an adjustable stop secured to said turret and adapted to abut against said cut-out means when said turret rotates to a preselected position to thereby shift said cutout means and render said index mechanism inoperative.
3. A device as defined in claim 1 further characterized in that said catch and dog are connected together by a one-way sliding connection and are spring urged about their respective pivots to trip member and wheel contacting positions, respectively.
4. A device as defined in claim 2 further characterized in that said adjustable stop comprises a split ring adjustably secured to the periphery of said turret and having a yieldable stop thereon.
5. A device as defined in claim 1 including, an actuating shaft rotatably mounted on said support structure, said handle including a shaft actuating portion, linkage connected between said actuating portion and said shaft, said shaft having a turret release cam secured thereto, a lever pivoted to said support structure and engaged by said cam, said lever adapted to engage said lock means when said housing is slid away from said workpiece whereby said actuating portion can release said lock means by rotating said shaft.
6. A device as defined in claim 5 further characterized in that said actuating portion is pivotally connected to said handle about a generally horizontal axis whereby dropping movement of said portion rotates said shaft to the turret releasing position.
7. In a turret lathe having a support structure adapted to rotatably support a workpiece, a turret housing slidably mounted on said structure for movement toward and away from said workpiece; a turret assembly rotatably mounted on said housing including a turret adapted to carry a plurality of tools, an index member, and a stop member adapted to abut against said housing when one of said tools is in position to engage said workpiece; spring loaded releasable lock means shiftably mounted on said housing for locking said assembly against rotation; index mechanism comprising a catch and a dog each pivoted on said structure and within said housing, a trip member swingably mounted on said housing and adapted to release said lock means, whereby when said housing is slid away from said workpiece said catch will swing said trip member to unlock said assembly and said dog will contact said index member to index said assembly in one direction to a next tool position where said lock means again engages the assembly, a manually operated handle mounted on said structure for sliding said housing, control means on said handle having a connection with said lock means for selectively releasing the latter, spring means operatively connected between said assembly and said housing urging said assembly to rotate in a direction opposite to said indexing direction whereby when said lock means is released by said handle the assembly will rotate in said opposite direction until said stop means abuts against said housing to return said assembly for another cycle of indexing.

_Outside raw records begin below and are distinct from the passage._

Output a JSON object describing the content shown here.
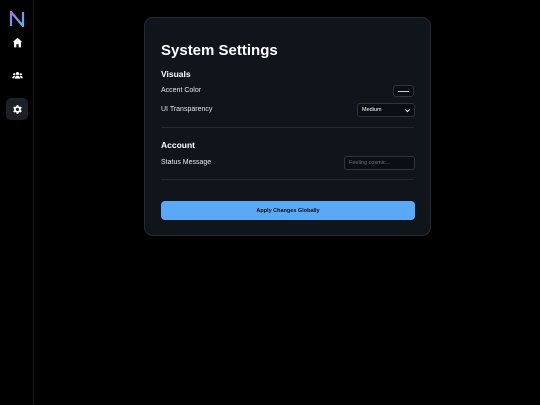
{
  "sidebar": {
    "logo_icon": "n-logo-icon",
    "nav": [
      {
        "id": "home",
        "icon": "home-icon"
      },
      {
        "id": "users",
        "icon": "users-icon"
      },
      {
        "id": "settings",
        "icon": "gear-icon",
        "active": true
      }
    ]
  },
  "panel": {
    "title": "System Settings",
    "visuals": {
      "heading": "Visuals",
      "accent_label": "Accent Color",
      "transparency_label": "UI Transparency",
      "transparency_value": "Medium"
    },
    "account": {
      "heading": "Account",
      "status_label": "Status Message",
      "status_placeholder": "Feeling cosmic..."
    },
    "apply_label": "Apply Changes Globally"
  },
  "colors": {
    "accent": "#5aa9f7",
    "panel_bg": "#10141b",
    "page_bg": "#000000"
  }
}
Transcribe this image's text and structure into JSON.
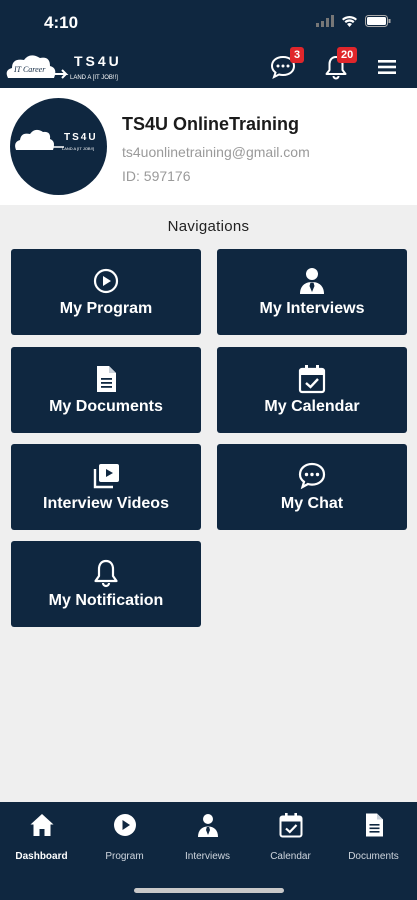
{
  "status": {
    "time": "4:10"
  },
  "header": {
    "logo_text": "TS4U",
    "logo_tagline": "LAND A [IT JOB!!]",
    "logo_script": "IT Career",
    "chat_badge": "3",
    "notif_badge": "20"
  },
  "profile": {
    "name": "TS4U OnlineTraining",
    "email": "ts4uonlinetraining@gmail.com",
    "id": "ID: 597176"
  },
  "navigation": {
    "title": "Navigations",
    "tiles": [
      {
        "label": "My Program",
        "icon": "play-circle-icon"
      },
      {
        "label": "My Interviews",
        "icon": "person-tie-icon"
      },
      {
        "label": "My Documents",
        "icon": "document-icon"
      },
      {
        "label": "My Calendar",
        "icon": "calendar-check-icon"
      },
      {
        "label": "Interview Videos",
        "icon": "video-library-icon"
      },
      {
        "label": "My Chat",
        "icon": "chat-bubble-icon"
      },
      {
        "label": "My Notification",
        "icon": "bell-icon"
      }
    ]
  },
  "tabbar": {
    "items": [
      {
        "label": "Dashboard",
        "icon": "home-icon",
        "active": true
      },
      {
        "label": "Program",
        "icon": "play-circle-icon"
      },
      {
        "label": "Interviews",
        "icon": "person-tie-icon"
      },
      {
        "label": "Calendar",
        "icon": "calendar-check-icon"
      },
      {
        "label": "Documents",
        "icon": "document-icon"
      }
    ]
  },
  "colors": {
    "primary": "#0f2740",
    "badge": "#e0262b",
    "background": "#efefef"
  }
}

References Cited in the file of this patent UNITED STATES PATENTS 612,154 Blood Oct. 11, 1898 1,443,965 Parsons Feb. 6, 1923 2,689,739 May Sept. 21, 1954 2,704,672 Wiltsie Mar. 22, 1955
|Cited Patent||Filing date||Publication date||Applicant||Title|
|US612154 *||Feb 3, 1898||Oct 11, 1898||Turret mechanism|
|US1443965 *||Jul 14, 1919||Feb 6, 1923||Parsons Frederick W||Turret lathe|
|US2689739 *||Mar 15, 1952||Sep 21, 1954||May Arnold D||Jig chuck|
|US2704672 *||Oct 13, 1952||Mar 22, 1955||Indexable collet chuck apparatus|
|Citing Patent||Filing date||Publication date||Applicant||Title|
|US3088351 *||May 9, 1960||May 7, 1963||Rudolf Schardt||Turret tool block|
|US5964016 *||Sep 2, 1997||Oct 12, 1999||Kawasaki Jukogyo Kabushiki Kaisha||Long bar member machining apparatus|
|US6185818||Aug 13, 1999||Feb 13, 2001||Kawasaki Jukogyo Kabushiki Kaisha||Long bar member machining apparatus and method|
|U.S. Classification||29/45, 82/159, 279/5|
|International Classification||B23Q5/54, B23Q16/04, B23B31/20, B23B3/18, B23B3/16|
|Cooperative Classification||B23Q5/54, B23B3/16, B23B31/201, B23Q16/04|
|European Classification||B23B3/16, B23B31/20B, B23Q5/54, B23Q16/04|